**Action item:** From the listing below, work out how many lines contain "author". Reply with that number only.

★ ★ ★ ★ ★

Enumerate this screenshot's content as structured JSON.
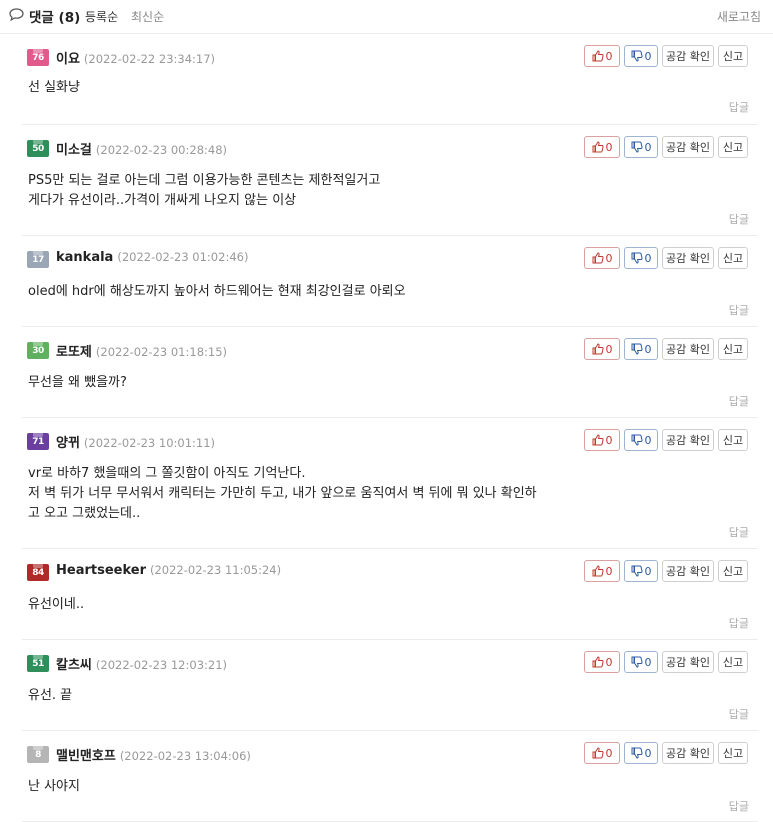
{
  "header": {
    "title": "댓글 (8)",
    "sort_options": [
      "등록순",
      "최신순"
    ],
    "refresh_label": "새로고침"
  },
  "actions": {
    "agree_label": "공감 확인",
    "report_label": "신고",
    "reply_label": "답글"
  },
  "comments": [
    {
      "level": "76",
      "level_color": "#e05a8c",
      "author": "이요",
      "date": "(2022-02-22 23:34:17)",
      "lines": [
        "선 실화냥"
      ],
      "likes": "0",
      "dislikes": "0"
    },
    {
      "level": "50",
      "level_color": "#2f8f5a",
      "author": "미소걸",
      "date": "(2022-02-23 00:28:48)",
      "lines": [
        "PS5만 되는 걸로 아는데 그럼 이용가능한 콘텐츠는 제한적일거고",
        "게다가 유선이라..가격이 개싸게 나오지 않는 이상"
      ],
      "likes": "0",
      "dislikes": "0"
    },
    {
      "level": "17",
      "level_color": "#9aa5b5",
      "author": "kankala",
      "date": "(2022-02-23 01:02:46)",
      "lines": [
        "oled에 hdr에 해상도까지 높아서 하드웨어는 현재 최강인걸로 아뢰오"
      ],
      "likes": "0",
      "dislikes": "0"
    },
    {
      "level": "30",
      "level_color": "#5fb05f",
      "author": "로또제",
      "date": "(2022-02-23 01:18:15)",
      "lines": [
        "무선을 왜 뺐을까?"
      ],
      "likes": "0",
      "dislikes": "0"
    },
    {
      "level": "71",
      "level_color": "#6b3fa0",
      "author": "양뀌",
      "date": "(2022-02-23 10:01:11)",
      "lines": [
        "vr로 바하7 했을때의 그 쫄깃함이 아직도 기억난다.",
        "저 벽 뒤가 너무 무서워서 캐릭터는 가만히 두고, 내가 앞으로 움직여서 벽 뒤에 뭐 있나 확인하",
        "고 오고 그랬었는데.."
      ],
      "likes": "0",
      "dislikes": "0"
    },
    {
      "level": "84",
      "level_color": "#b02a2a",
      "author": "Heartseeker",
      "date": "(2022-02-23 11:05:24)",
      "lines": [
        "유선이네.."
      ],
      "likes": "0",
      "dislikes": "0"
    },
    {
      "level": "51",
      "level_color": "#2f8f5a",
      "author": "칼츠씨",
      "date": "(2022-02-23 12:03:21)",
      "lines": [
        "유선. 끝"
      ],
      "likes": "0",
      "dislikes": "0"
    },
    {
      "level": "8",
      "level_color": "#b5b5b5",
      "author": "맬빈맨호프",
      "date": "(2022-02-23 13:04:06)",
      "lines": [
        "난 사야지"
      ],
      "likes": "0",
      "dislikes": "0"
    }
  ]
}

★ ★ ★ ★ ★

**Problem solution:** 8